"I have a plan to kill Osiris. Tomorrow. At the party," he said, very sharply. Nepthys gasped, feeling as though her stomach had dropped out her feet.

"No…" she whispered, shutting her eyes tight, suddenly wishing to be miles away, anywhere but here.

"I know he is our brother, but he is weak and soft in the head. It is I, who was always the stronger brother, who should rule. And I've always hated him, more or less," said Set by way of explanation. Nepthys loosed her arms from his waist, drawing back. Set turned around.

"You must realize this is how it must be," he said, a frown line appearing between his eyebrows. Nepthys couldn't breathe.

"You can't kill him, he is—he is—" she gasped.

"Our brother. I know, but I am resolved," Set finished for her grimly. Nepthys shook her head and sank to the floor, sobbing wildly.

Osiris is the father of my child, her treacherous mind tried to force her to speak.
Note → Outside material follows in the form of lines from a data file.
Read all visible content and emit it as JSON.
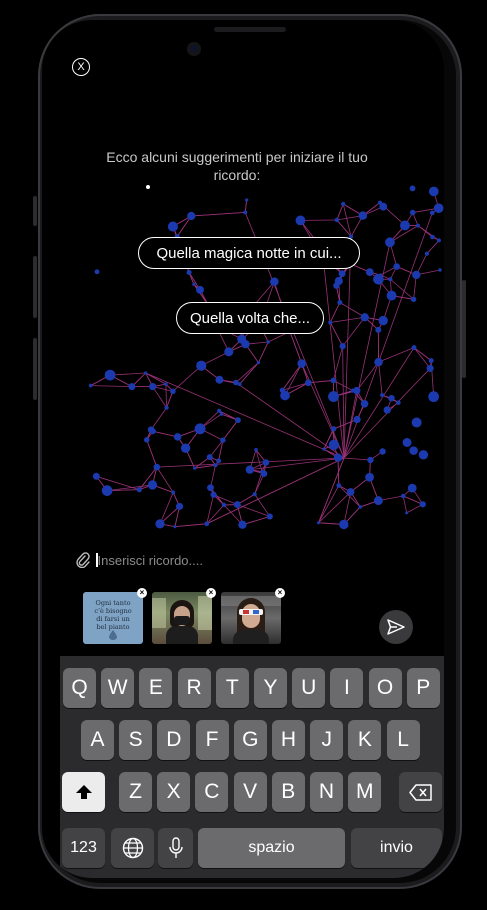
{
  "close_label": "X",
  "intro_text": "Ecco alcuni suggerimenti per iniziare il tuo ricordo:",
  "suggestions": [
    {
      "label": "Quella magica notte in cui..."
    },
    {
      "label": "Quella volta che..."
    }
  ],
  "input": {
    "placeholder": "Inserisci ricordo...."
  },
  "attachments": [
    {
      "caption": "Ogni tanto c’è bisogno di farsi un bel pianto"
    },
    {
      "icon": "woman-with-mask-photo"
    },
    {
      "icon": "woman-with-3d-glasses-photo"
    }
  ],
  "keyboard": {
    "row1": [
      "Q",
      "W",
      "E",
      "R",
      "T",
      "Y",
      "U",
      "I",
      "O",
      "P"
    ],
    "row2": [
      "A",
      "S",
      "D",
      "F",
      "G",
      "H",
      "J",
      "K",
      "L"
    ],
    "row3": [
      "Z",
      "X",
      "C",
      "V",
      "B",
      "N",
      "M"
    ],
    "numbers_label": "123",
    "space_label": "spazio",
    "return_label": "invio"
  },
  "colors": {
    "network_line": "#b23a8a",
    "network_node": "#1c3ab0",
    "accent_bg": "#7fa3c4"
  }
}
You can't kill him, he's the father of my child.

The child I killed last night.

Her brain burning, Nepthys sobbed harder. She had thought it was over. She had thought things would be all right. Things had almost, finally, turned out the way they were supposed to…

Set knelt by his wife, tried to take her in his arms, tried to dry her tears, comfort her. She pushed him away and curled up against the side of the bed, burying her face in her arms. Set remained for a few moments before standing, as unable as any man to help a woman who is crying. He picked up his linen kilt and sash, belting the garment around his waist as he walked out of the room. In a few hours, he would be a murderer. He still had matters to attend to.

Nepthys cried until she fell asleep, dreaming dark visions of thundering white waterfalls, dark tombs, and the lithe bodies of baying jackals all around.

Hoo. Hooooooo boy. Okay, here's the deal on this one.

I've been wanting to write this for a long time… well, at least since first trimester, when the creepy kid in my English/History block class gave me a Who's Who of Egyptian Mythology… but that's an entirely different story, and probably boring unless you know the parties involved and just how creepy they are.

Anyway, this is a retelling of a lot of Egyptian mythology. Of course it's not a retelling of all of it, that would take, like, years. It's just mainly the basic Osiris and Isis arc, and then the Set and Horus arc, but told from a different point of view. The point of view of an illegitimate child of the god of life and the goddess of death, abandoned at birth and raised by jackals in the necropolis outside Memphis…

Yes, readers, this is the story of Anubis. The Grim Reaper of Egypt, the Guardian of the Dead, and the sexiest deity in the entire freakin' Egyptian pantheon (barring, perhaps, Set, if you go for villains instead of just anti-heroes). The conditions of his birth, his childhood, his friends, his alliances, and his deeds. They skated over him far too much in the original telling. I'm going to stick to the general plot of the arcs, but I've taken a few liberties as to ages, who knew who, and who liked who… it's kind of hard to explain what I'll do… you'll know when I come to it.

Prepare, reader, for murder, betrayal, adultery, necrophilia, rape, sodomy, genocide, war, lawyers, incest, and destruction; in other words, the ingredients for any good mythology. Also, prepare for a rating elevation in later chapters… sweatdrop